TASK:
Take every line in the entries that includes the word "time" and copy it.

INPUT DATA:
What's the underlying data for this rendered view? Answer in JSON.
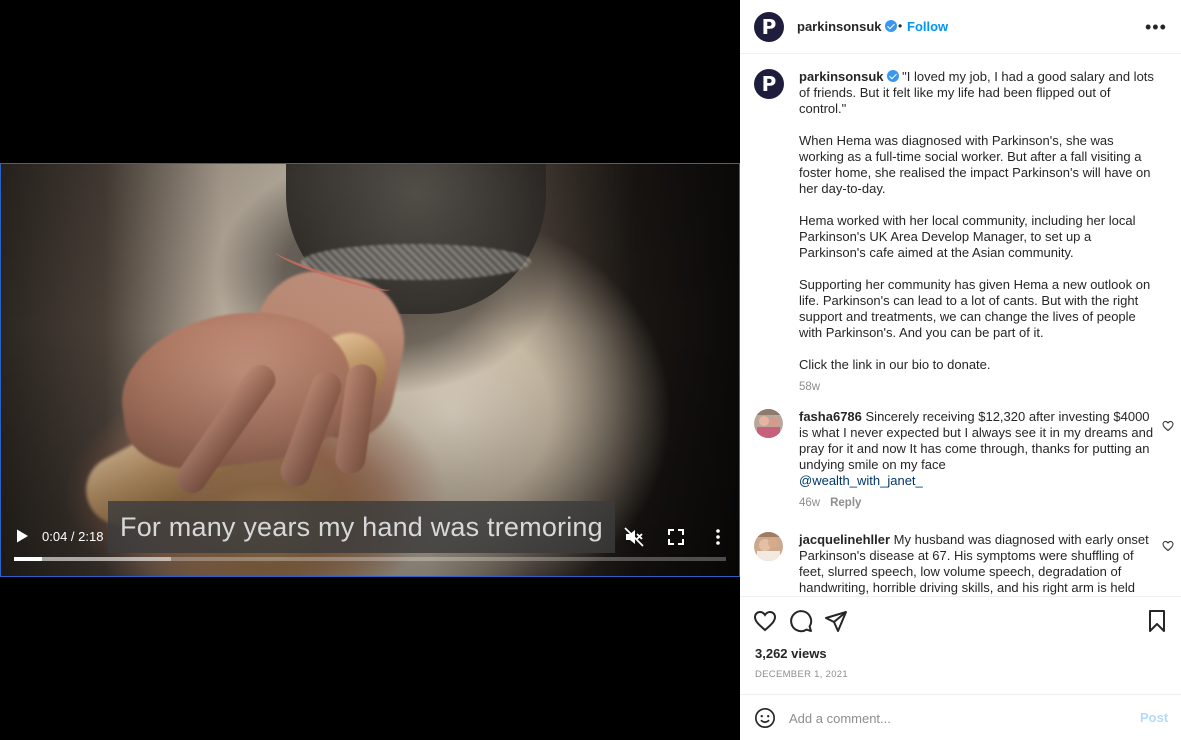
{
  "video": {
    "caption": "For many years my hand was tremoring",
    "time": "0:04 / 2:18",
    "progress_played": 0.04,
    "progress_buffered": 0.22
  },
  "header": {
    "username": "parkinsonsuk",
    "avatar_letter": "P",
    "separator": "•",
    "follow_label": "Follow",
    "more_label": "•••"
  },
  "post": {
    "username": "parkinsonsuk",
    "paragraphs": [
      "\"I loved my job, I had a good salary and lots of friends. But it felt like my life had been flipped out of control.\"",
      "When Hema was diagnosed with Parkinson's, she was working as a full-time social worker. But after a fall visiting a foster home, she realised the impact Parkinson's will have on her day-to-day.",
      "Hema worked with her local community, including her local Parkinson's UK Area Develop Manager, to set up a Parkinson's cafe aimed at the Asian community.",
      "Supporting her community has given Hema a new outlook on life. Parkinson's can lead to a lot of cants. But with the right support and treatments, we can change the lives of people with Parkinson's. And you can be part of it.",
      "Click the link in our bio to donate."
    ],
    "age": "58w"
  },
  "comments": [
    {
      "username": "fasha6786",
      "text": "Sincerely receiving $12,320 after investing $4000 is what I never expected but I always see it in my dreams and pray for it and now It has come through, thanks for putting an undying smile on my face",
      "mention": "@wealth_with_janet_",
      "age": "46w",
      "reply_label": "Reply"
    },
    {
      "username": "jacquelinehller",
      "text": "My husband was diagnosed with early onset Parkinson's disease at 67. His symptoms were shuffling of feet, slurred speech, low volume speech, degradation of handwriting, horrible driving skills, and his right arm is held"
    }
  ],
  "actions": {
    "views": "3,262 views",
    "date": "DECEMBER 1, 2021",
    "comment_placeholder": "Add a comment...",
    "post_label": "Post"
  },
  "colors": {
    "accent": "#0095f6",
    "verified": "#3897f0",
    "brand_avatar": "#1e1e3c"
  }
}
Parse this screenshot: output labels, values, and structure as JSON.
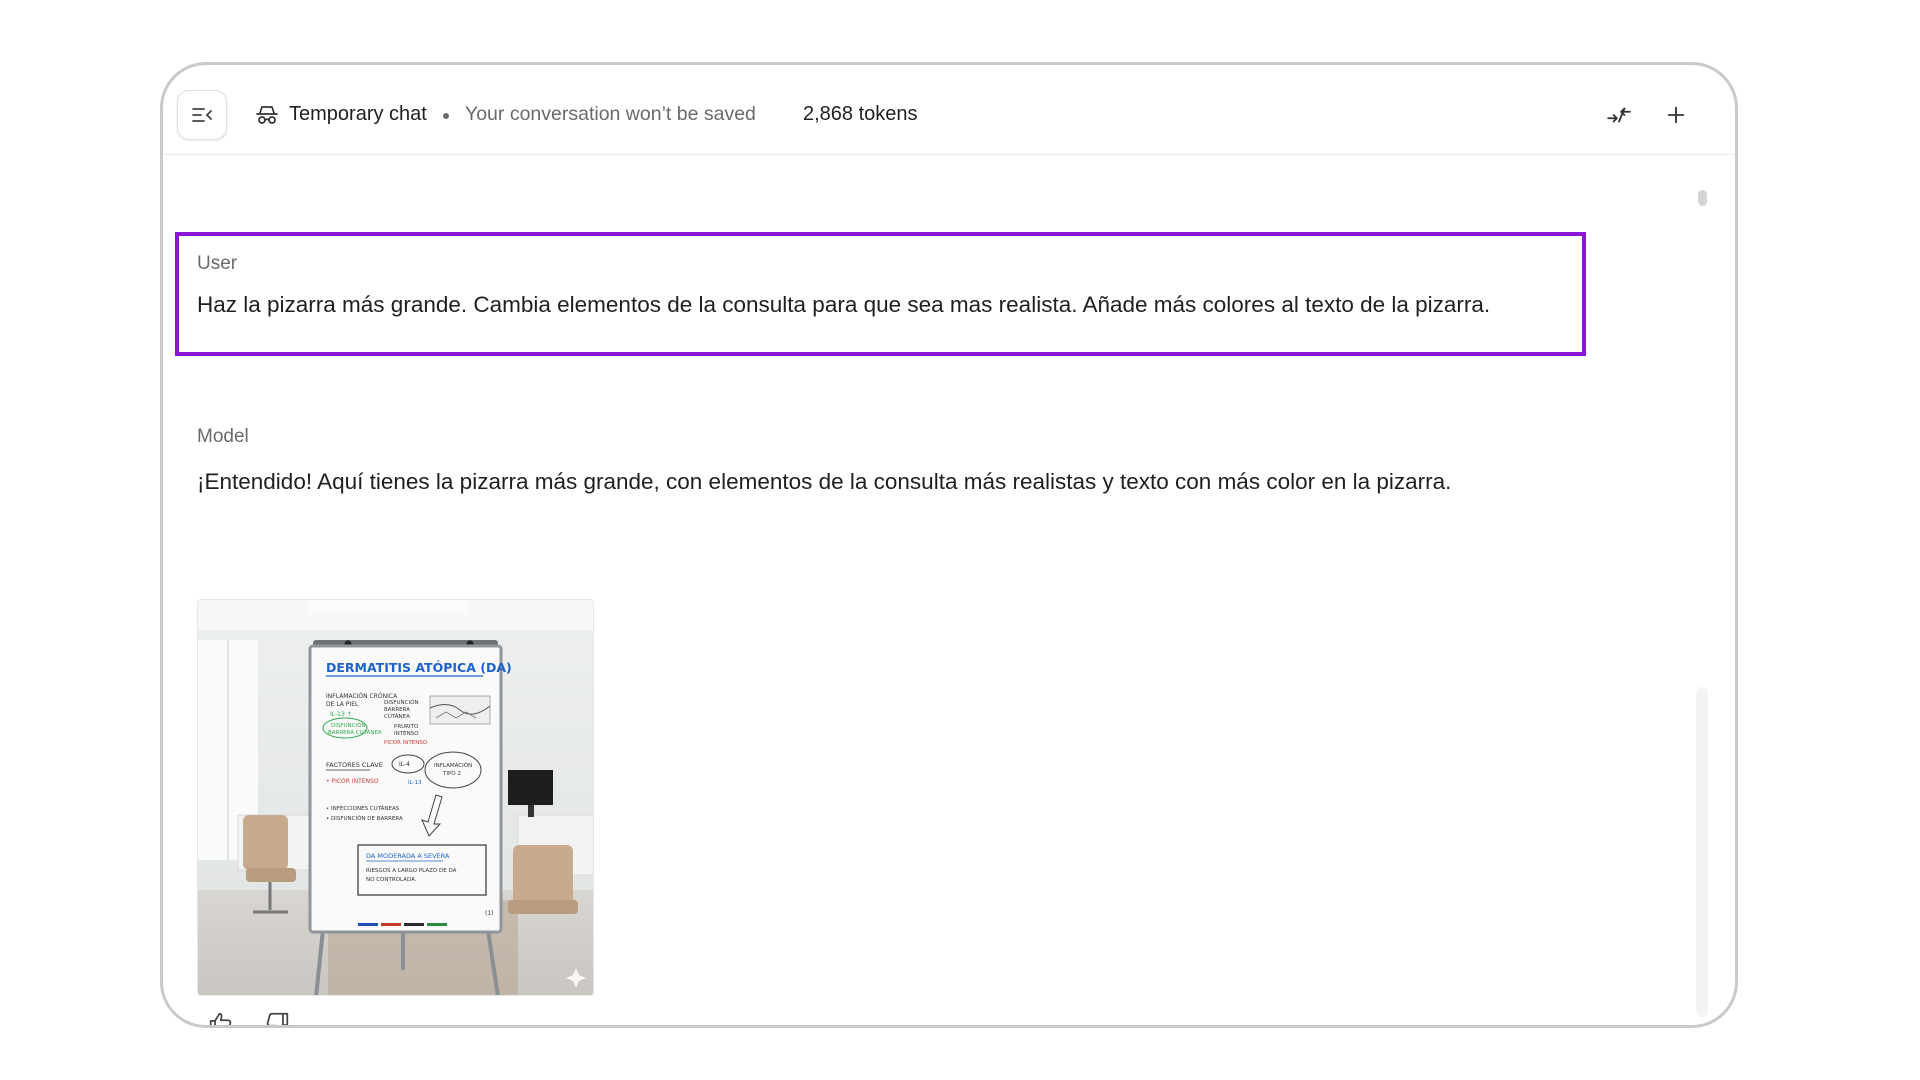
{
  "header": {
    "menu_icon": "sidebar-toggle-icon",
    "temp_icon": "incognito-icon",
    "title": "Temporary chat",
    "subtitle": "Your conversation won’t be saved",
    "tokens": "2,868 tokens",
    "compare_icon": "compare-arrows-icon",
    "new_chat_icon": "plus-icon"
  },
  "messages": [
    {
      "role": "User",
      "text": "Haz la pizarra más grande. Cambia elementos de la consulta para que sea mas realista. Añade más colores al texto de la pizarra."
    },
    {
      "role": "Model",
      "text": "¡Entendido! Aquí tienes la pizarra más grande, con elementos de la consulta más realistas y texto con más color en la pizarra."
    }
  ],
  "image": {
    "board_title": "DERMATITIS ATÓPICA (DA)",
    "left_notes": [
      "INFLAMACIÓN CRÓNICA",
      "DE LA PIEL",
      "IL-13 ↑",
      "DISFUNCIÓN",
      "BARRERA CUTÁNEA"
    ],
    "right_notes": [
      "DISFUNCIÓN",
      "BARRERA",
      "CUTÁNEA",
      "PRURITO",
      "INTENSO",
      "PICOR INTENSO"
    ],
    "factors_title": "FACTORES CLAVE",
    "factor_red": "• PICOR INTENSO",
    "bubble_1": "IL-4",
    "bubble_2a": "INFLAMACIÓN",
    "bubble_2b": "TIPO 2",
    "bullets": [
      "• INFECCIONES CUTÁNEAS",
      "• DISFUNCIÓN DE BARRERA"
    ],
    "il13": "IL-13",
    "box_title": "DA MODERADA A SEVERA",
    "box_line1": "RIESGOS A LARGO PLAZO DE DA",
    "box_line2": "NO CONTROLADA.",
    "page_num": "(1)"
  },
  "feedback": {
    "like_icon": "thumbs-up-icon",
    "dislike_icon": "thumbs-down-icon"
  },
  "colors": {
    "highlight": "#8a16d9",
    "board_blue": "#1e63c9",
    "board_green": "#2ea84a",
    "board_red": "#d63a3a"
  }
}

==

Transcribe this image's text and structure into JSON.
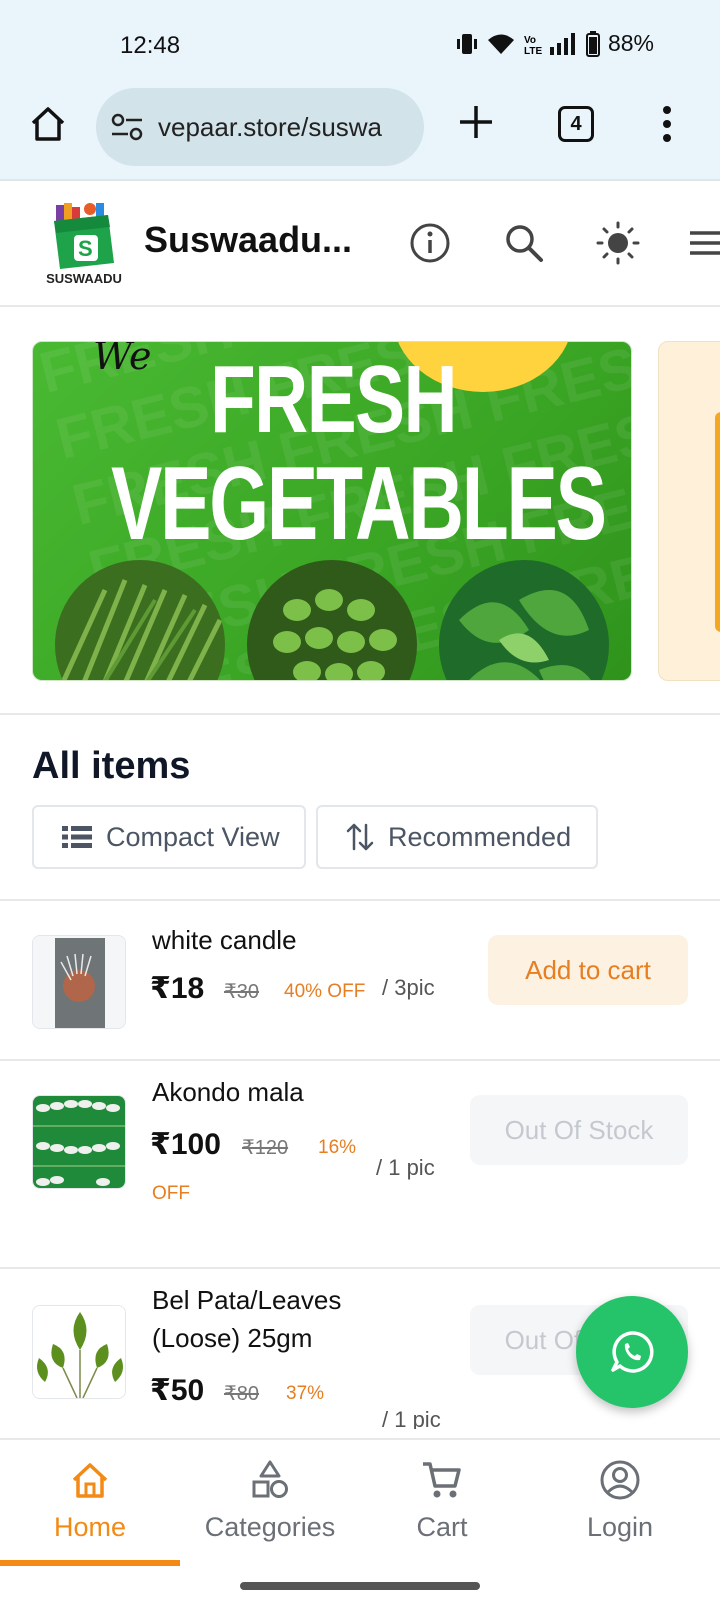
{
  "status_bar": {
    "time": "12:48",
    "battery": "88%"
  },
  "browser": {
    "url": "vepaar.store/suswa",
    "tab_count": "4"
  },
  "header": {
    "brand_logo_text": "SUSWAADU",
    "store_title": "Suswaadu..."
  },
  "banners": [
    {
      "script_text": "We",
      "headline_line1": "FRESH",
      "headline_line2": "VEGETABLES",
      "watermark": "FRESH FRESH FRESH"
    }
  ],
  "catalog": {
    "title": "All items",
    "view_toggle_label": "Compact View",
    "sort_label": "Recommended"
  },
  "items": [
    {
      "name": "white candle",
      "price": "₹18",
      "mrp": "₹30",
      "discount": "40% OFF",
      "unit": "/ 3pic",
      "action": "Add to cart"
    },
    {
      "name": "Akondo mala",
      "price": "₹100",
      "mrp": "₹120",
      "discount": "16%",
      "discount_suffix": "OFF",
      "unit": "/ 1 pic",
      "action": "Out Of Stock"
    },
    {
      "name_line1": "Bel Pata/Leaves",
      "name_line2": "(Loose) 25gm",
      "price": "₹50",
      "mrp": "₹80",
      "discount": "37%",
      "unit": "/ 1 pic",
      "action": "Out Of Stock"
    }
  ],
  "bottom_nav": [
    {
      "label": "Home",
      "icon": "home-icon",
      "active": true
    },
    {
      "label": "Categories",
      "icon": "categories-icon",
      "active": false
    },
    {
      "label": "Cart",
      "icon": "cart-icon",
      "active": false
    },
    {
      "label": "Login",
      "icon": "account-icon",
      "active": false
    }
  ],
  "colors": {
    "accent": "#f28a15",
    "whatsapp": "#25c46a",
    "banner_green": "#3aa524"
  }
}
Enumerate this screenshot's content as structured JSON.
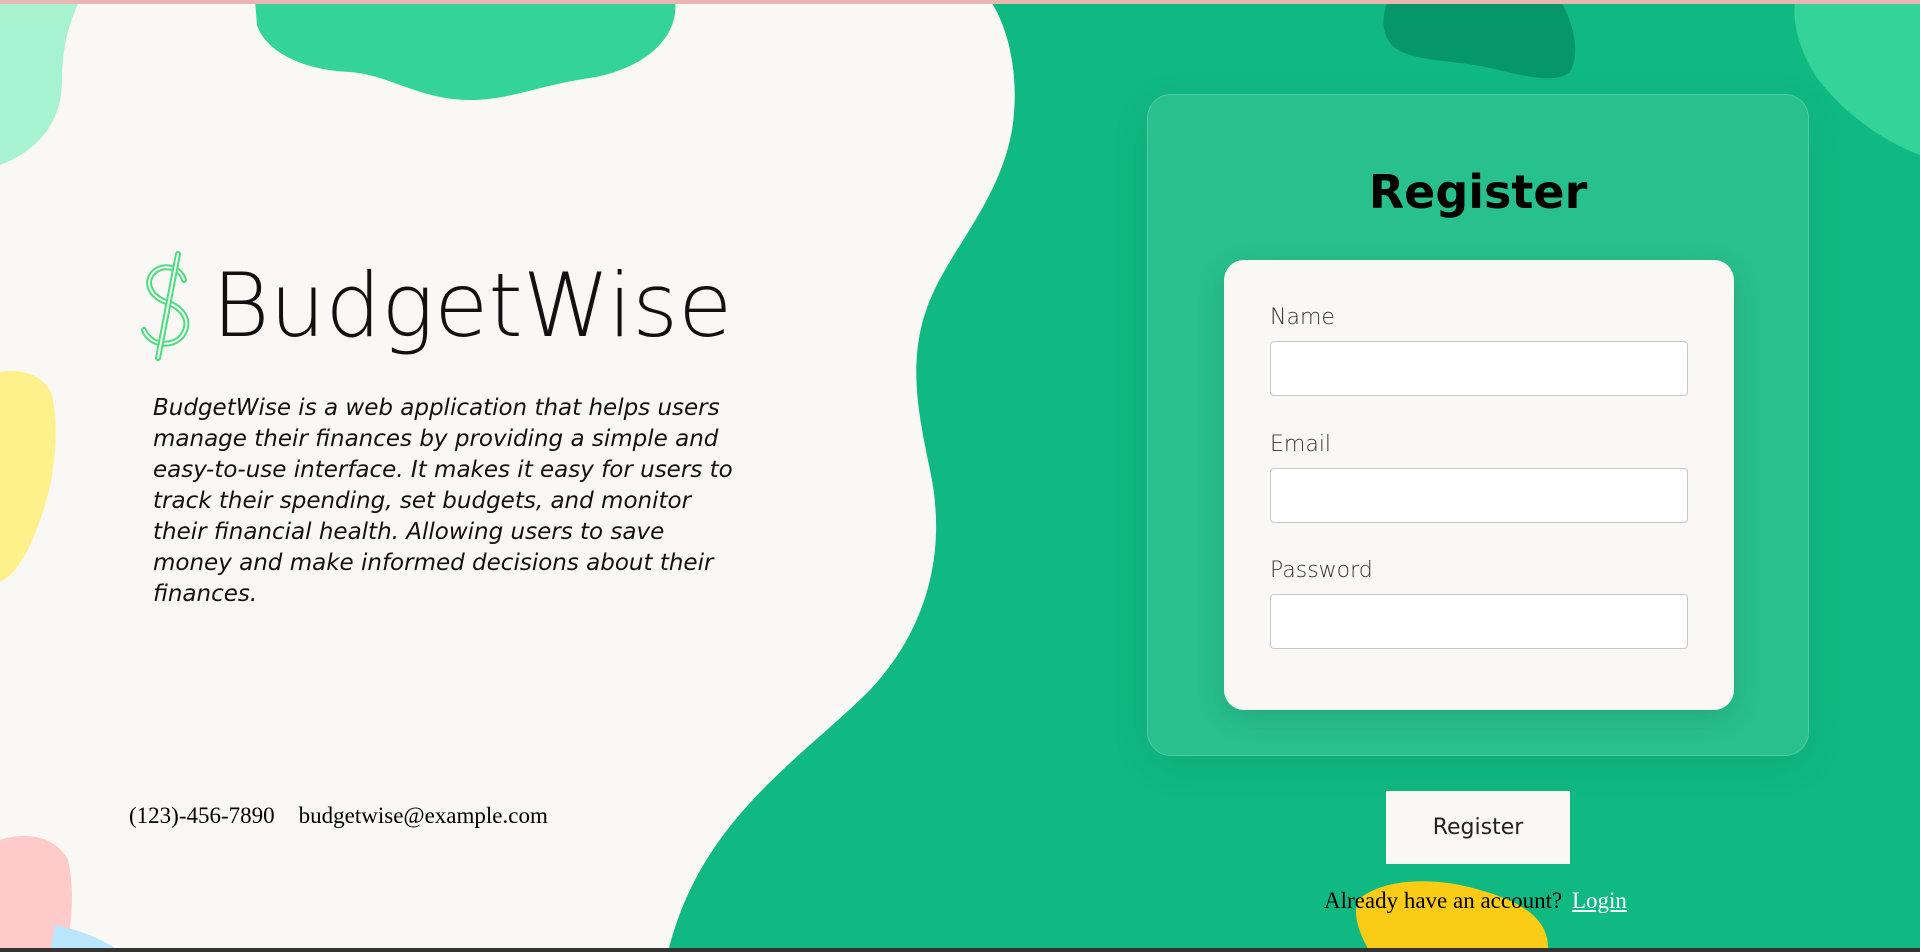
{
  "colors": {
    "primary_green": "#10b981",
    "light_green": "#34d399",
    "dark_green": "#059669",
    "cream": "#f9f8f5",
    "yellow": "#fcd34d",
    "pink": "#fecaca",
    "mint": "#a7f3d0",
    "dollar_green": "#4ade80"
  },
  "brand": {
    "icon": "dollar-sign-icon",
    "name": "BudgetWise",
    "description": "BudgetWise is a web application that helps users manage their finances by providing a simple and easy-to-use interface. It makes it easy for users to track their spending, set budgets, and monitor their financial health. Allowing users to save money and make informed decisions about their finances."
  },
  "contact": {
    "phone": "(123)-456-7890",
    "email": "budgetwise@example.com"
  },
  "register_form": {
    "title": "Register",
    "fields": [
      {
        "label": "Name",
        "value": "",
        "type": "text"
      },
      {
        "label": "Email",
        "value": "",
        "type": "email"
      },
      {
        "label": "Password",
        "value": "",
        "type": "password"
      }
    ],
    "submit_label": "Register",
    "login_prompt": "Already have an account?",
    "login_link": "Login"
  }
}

OUTPUT OF THE TASK:
    "time": "0:04 / 2:18",
      "When Hema was diagnosed with Parkinson's, she was working as a full-time social worker. But after a fall visiting a foster home, she realised the impact Parkinson's will have on her day-to-day.",
    "time": "12:48",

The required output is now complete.